As a former player and coach of national age group teams, Mkhalele brings a wealth of experience to the post of an assistant national team coach. This experience will be invaluable as Broos and his assistants groom the next generation of national team players.
Mkhalele’s playing career spanned 18 years in South Africa and Turkey. During that period, he was exposed to many major competitions such as the Fifa World Cup, the Africa Nations Cup and the CAF Champions League. This equips him with an overview of what is in store for players at various levels of the game, on home soil and abroad.
He belongs to a rare breed of South African players who can count themselves as CAF Champions League winners after he helped Orlando Pirates conquer Africa in 1995.
After he hung up his boots, Mkhalele worked his way through the ranks, and two years ago he was appointed the South African under-20 coach. He also served as a youth manager and has worked at age-group “majors” like the Fifa under-17 World Cup, the Africa Nations Cup and Cosafa. These roles exposed him to the managerial and bureaucratic side of football.
It equips him as a mentor who knows both sides of the proverbial soccer coin. Apart from these official roles, Mkhalele has always been a keen student of the game.

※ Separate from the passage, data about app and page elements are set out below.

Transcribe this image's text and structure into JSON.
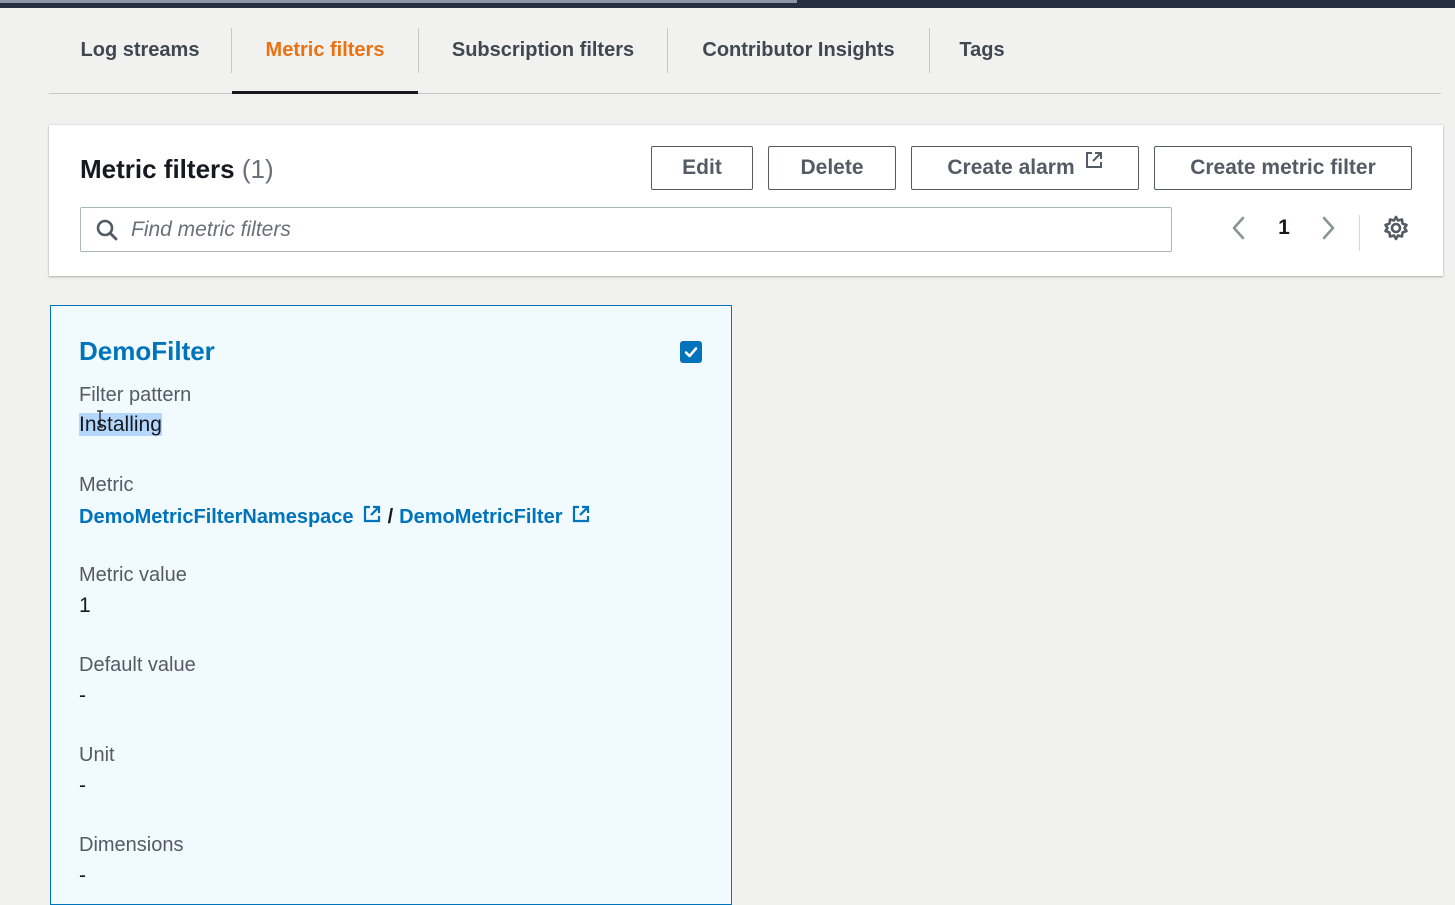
{
  "tabs": [
    {
      "label": "Log streams",
      "active": false
    },
    {
      "label": "Metric filters",
      "active": true
    },
    {
      "label": "Subscription filters",
      "active": false
    },
    {
      "label": "Contributor Insights",
      "active": false
    },
    {
      "label": "Tags",
      "active": false
    }
  ],
  "panel": {
    "title": "Metric filters",
    "count": "(1)",
    "buttons": {
      "edit": "Edit",
      "delete": "Delete",
      "create_alarm": "Create alarm",
      "create_metric_filter": "Create metric filter"
    },
    "search": {
      "placeholder": "Find metric filters",
      "value": ""
    },
    "pagination": {
      "current_page": "1"
    }
  },
  "card": {
    "name": "DemoFilter",
    "selected": true,
    "filter_pattern_label": "Filter pattern",
    "filter_pattern_value": "Installing",
    "metric_label": "Metric",
    "metric_namespace": "DemoMetricFilterNamespace",
    "metric_separator": "/",
    "metric_name": "DemoMetricFilter",
    "metric_value_label": "Metric value",
    "metric_value": "1",
    "default_value_label": "Default value",
    "default_value": "-",
    "unit_label": "Unit",
    "unit_value": "-",
    "dimensions_label": "Dimensions",
    "dimensions_value": "-"
  },
  "colors": {
    "accent_orange": "#ec7211",
    "link_blue": "#0073bb",
    "card_bg": "#f1faff",
    "page_bg": "#f1f1f0"
  }
}
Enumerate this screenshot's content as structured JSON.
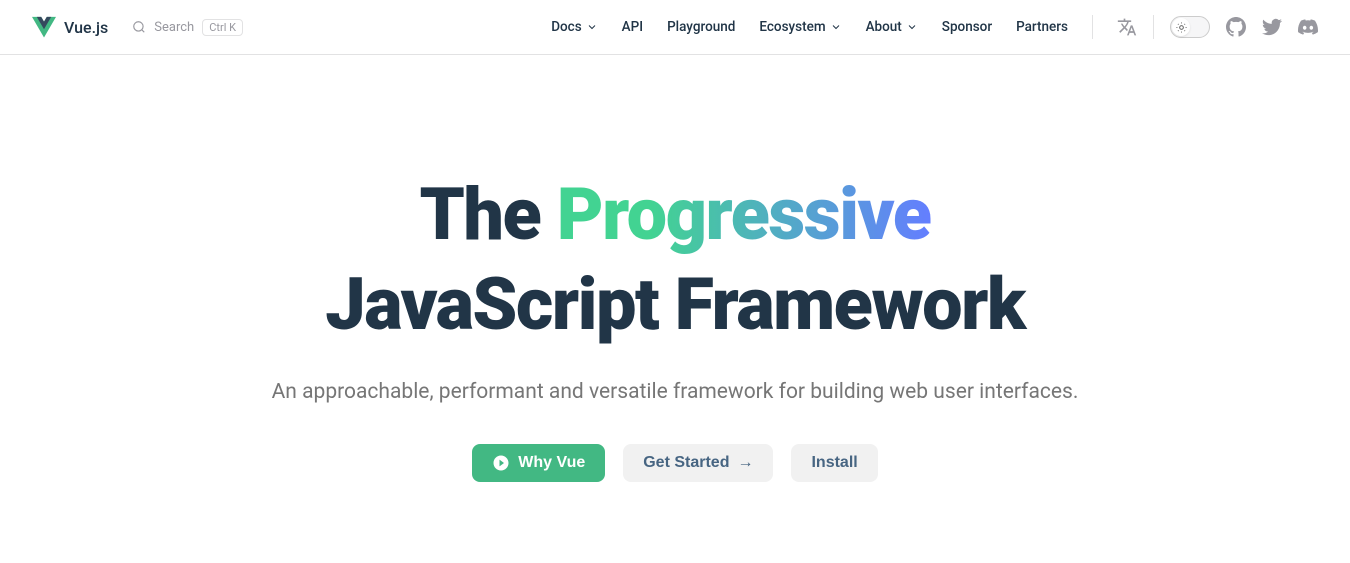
{
  "brand": {
    "name": "Vue.js"
  },
  "search": {
    "placeholder": "Search",
    "shortcut": "Ctrl K"
  },
  "nav": {
    "docs": "Docs",
    "api": "API",
    "playground": "Playground",
    "ecosystem": "Ecosystem",
    "about": "About",
    "sponsor": "Sponsor",
    "partners": "Partners"
  },
  "hero": {
    "title_prefix": "The",
    "title_highlight": "Progressive",
    "title_line2": "JavaScript Framework",
    "subtitle": "An approachable, performant and versatile framework for building web user interfaces.",
    "btn_why": "Why Vue",
    "btn_getstarted": "Get Started",
    "btn_getstarted_arrow": "→",
    "btn_install": "Install"
  },
  "colors": {
    "primary": "#42b883",
    "gradient_from": "#42d392",
    "gradient_to": "#647eff",
    "text": "#213547",
    "muted": "#767676"
  }
}
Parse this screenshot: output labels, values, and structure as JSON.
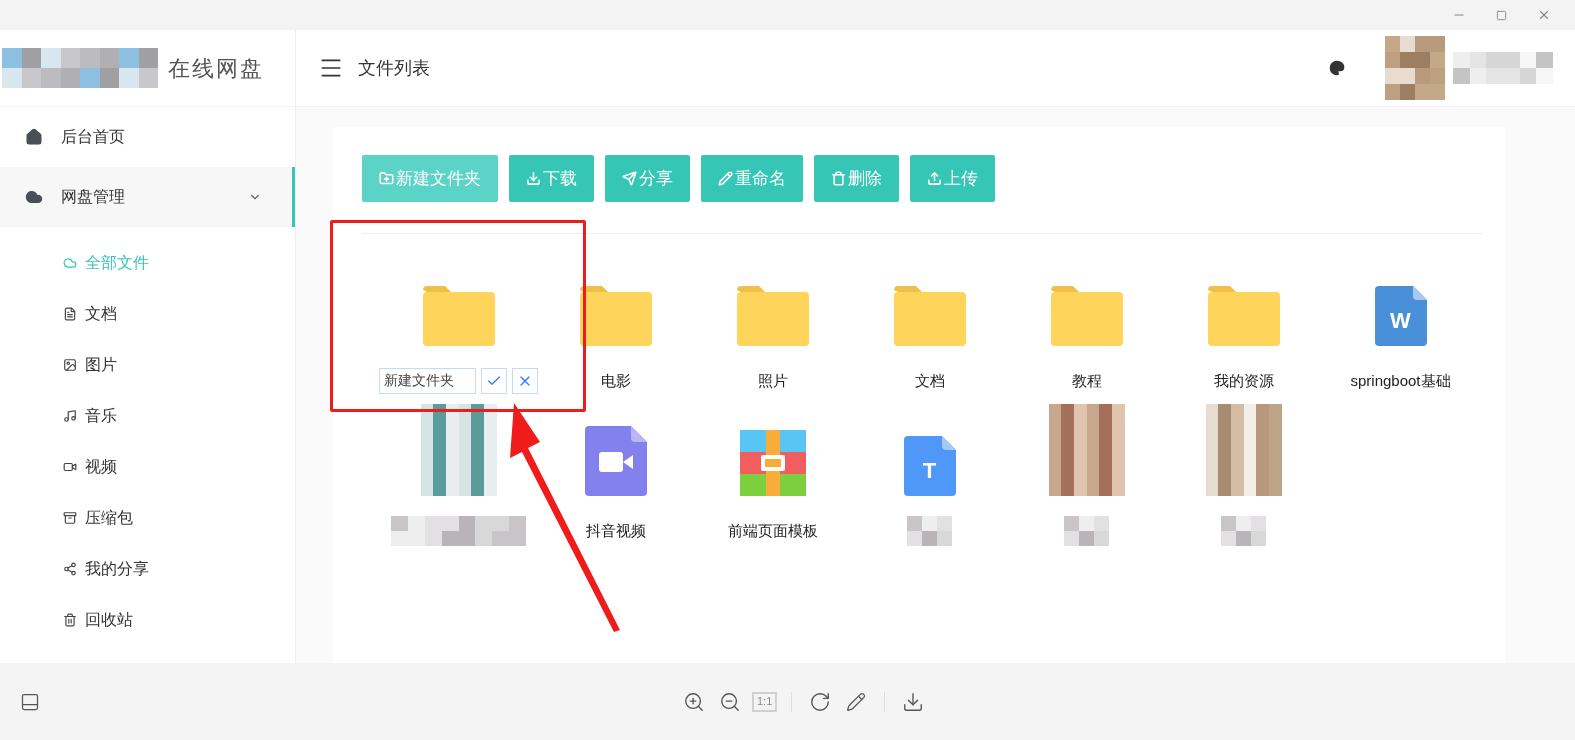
{
  "app": {
    "logo_text": "在线网盘"
  },
  "header": {
    "title": "文件列表"
  },
  "sidebar": {
    "items": [
      {
        "label": "后台首页",
        "selected": false
      },
      {
        "label": "网盘管理",
        "selected": true,
        "expanded": true,
        "children": [
          {
            "label": "全部文件",
            "selected": true
          },
          {
            "label": "文档",
            "selected": false
          },
          {
            "label": "图片",
            "selected": false
          },
          {
            "label": "音乐",
            "selected": false
          },
          {
            "label": "视频",
            "selected": false
          },
          {
            "label": "压缩包",
            "selected": false
          },
          {
            "label": "我的分享",
            "selected": false
          },
          {
            "label": "回收站",
            "selected": false
          }
        ]
      }
    ]
  },
  "toolbar": [
    {
      "label": "新建文件夹",
      "hovered": true
    },
    {
      "label": "下载",
      "hovered": false
    },
    {
      "label": "分享",
      "hovered": false
    },
    {
      "label": "重命名",
      "hovered": false
    },
    {
      "label": "删除",
      "hovered": false
    },
    {
      "label": "上传",
      "hovered": false
    }
  ],
  "files": [
    {
      "kind": "folder",
      "name": "新建文件夹",
      "editing": true,
      "name_hidden": false
    },
    {
      "kind": "folder",
      "name": "电影",
      "editing": false,
      "name_hidden": false
    },
    {
      "kind": "folder",
      "name": "照片",
      "editing": false,
      "name_hidden": false
    },
    {
      "kind": "folder",
      "name": "文档",
      "editing": false,
      "name_hidden": false
    },
    {
      "kind": "folder",
      "name": "教程",
      "editing": false,
      "name_hidden": false
    },
    {
      "kind": "folder",
      "name": "我的资源",
      "editing": false,
      "name_hidden": false
    },
    {
      "kind": "word",
      "badge": "W",
      "name": "springboot基础",
      "editing": false,
      "name_hidden": false
    },
    {
      "kind": "image",
      "editing": false,
      "name_hidden": true
    },
    {
      "kind": "video",
      "name": "抖音视频",
      "editing": false,
      "name_hidden": false
    },
    {
      "kind": "zip",
      "name": "前端页面模板",
      "editing": false,
      "name_hidden": false
    },
    {
      "kind": "text",
      "badge": "T",
      "editing": false,
      "name_hidden": true
    },
    {
      "kind": "image",
      "editing": false,
      "name_hidden": true
    },
    {
      "kind": "image",
      "editing": false,
      "name_hidden": true
    }
  ],
  "viewer_toolbar": [
    {
      "kind": "zoom-in",
      "disabled": false
    },
    {
      "kind": "zoom-out",
      "disabled": false
    },
    {
      "kind": "ratio",
      "label": "1:1",
      "disabled": true
    },
    {
      "kind": "divider"
    },
    {
      "kind": "rotate",
      "disabled": false
    },
    {
      "kind": "edit",
      "disabled": false
    },
    {
      "kind": "divider"
    },
    {
      "kind": "download",
      "disabled": false
    }
  ]
}
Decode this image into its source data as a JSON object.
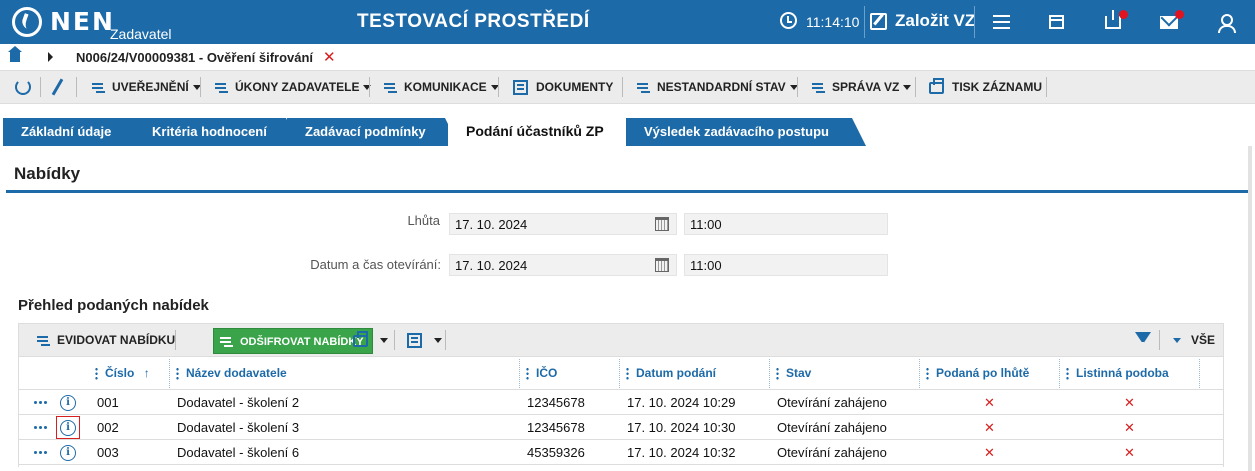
{
  "header": {
    "logo": "NEN",
    "logo_sub": "Zadavatel",
    "env_title": "TESTOVACÍ PROSTŘEDÍ",
    "clock": "11:14:10",
    "create_label": "Založit VZ"
  },
  "breadcrumb": {
    "path": "N006/24/V00009381 - Ověření šifrování"
  },
  "toolbar": {
    "items": [
      "UVEŘEJNĚNÍ",
      "ÚKONY ZADAVATELE",
      "KOMUNIKACE",
      "DOKUMENTY",
      "NESTANDARDNÍ STAV",
      "SPRÁVA VZ",
      "TISK ZÁZNAMU"
    ]
  },
  "tabs": [
    "Základní údaje",
    "Kritéria hodnocení",
    "Zadávací podmínky",
    "Podání účastníků ZP",
    "Výsledek zadávacího postupu"
  ],
  "section": {
    "title": "Nabídky",
    "deadline_label": "Lhůta",
    "deadline_date": "17. 10. 2024",
    "deadline_time": "11:00",
    "opening_label": "Datum a čas otevírání:",
    "opening_date": "17. 10. 2024",
    "opening_time": "11:00",
    "list_title": "Přehled podaných nabídek"
  },
  "grid": {
    "btn_register": "EVIDOVAT NABÍDKU",
    "btn_decrypt": "ODŠIFROVAT NABÍDKY",
    "filter_all": "VŠE",
    "columns": [
      "Číslo",
      "Název dodavatele",
      "IČO",
      "Datum podání",
      "Stav",
      "Podaná po lhůtě",
      "Listinná podoba"
    ],
    "sort_indicator": "↑",
    "rows": [
      {
        "cislo": "001",
        "nazev": "Dodavatel - školení 2",
        "ico": "12345678",
        "datum": "17. 10. 2024 10:29",
        "stav": "Otevírání zahájeno",
        "po_lhute": "✕",
        "listinna": "✕"
      },
      {
        "cislo": "002",
        "nazev": "Dodavatel - školení 3",
        "ico": "12345678",
        "datum": "17. 10. 2024 10:30",
        "stav": "Otevírání zahájeno",
        "po_lhute": "✕",
        "listinna": "✕"
      },
      {
        "cislo": "003",
        "nazev": "Dodavatel - školení 6",
        "ico": "45359326",
        "datum": "17. 10. 2024 10:32",
        "stav": "Otevírání zahájeno",
        "po_lhute": "✕",
        "listinna": "✕"
      }
    ]
  },
  "colors": {
    "brand": "#1d6aa8",
    "success": "#3aa44a",
    "danger": "#d81e1e"
  },
  "info_glyph": "i"
}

As a former player, he was often called up by football stakeholders and sponsors to address coaches and junior teams as a motivational speaker.
Mkhalele holds two CAF coaching badges and another from the Bundesliga, the bedrock of German football.
Against this background, Mkhalele is a worthy choice and will please South Africa’s patriotic fans who have often been strongly critical about the appointment of foreign coaches.
We know Mkhalele will enhance the national team environment with the same enthusiasm that once earned him the nickname “Midnight Express”.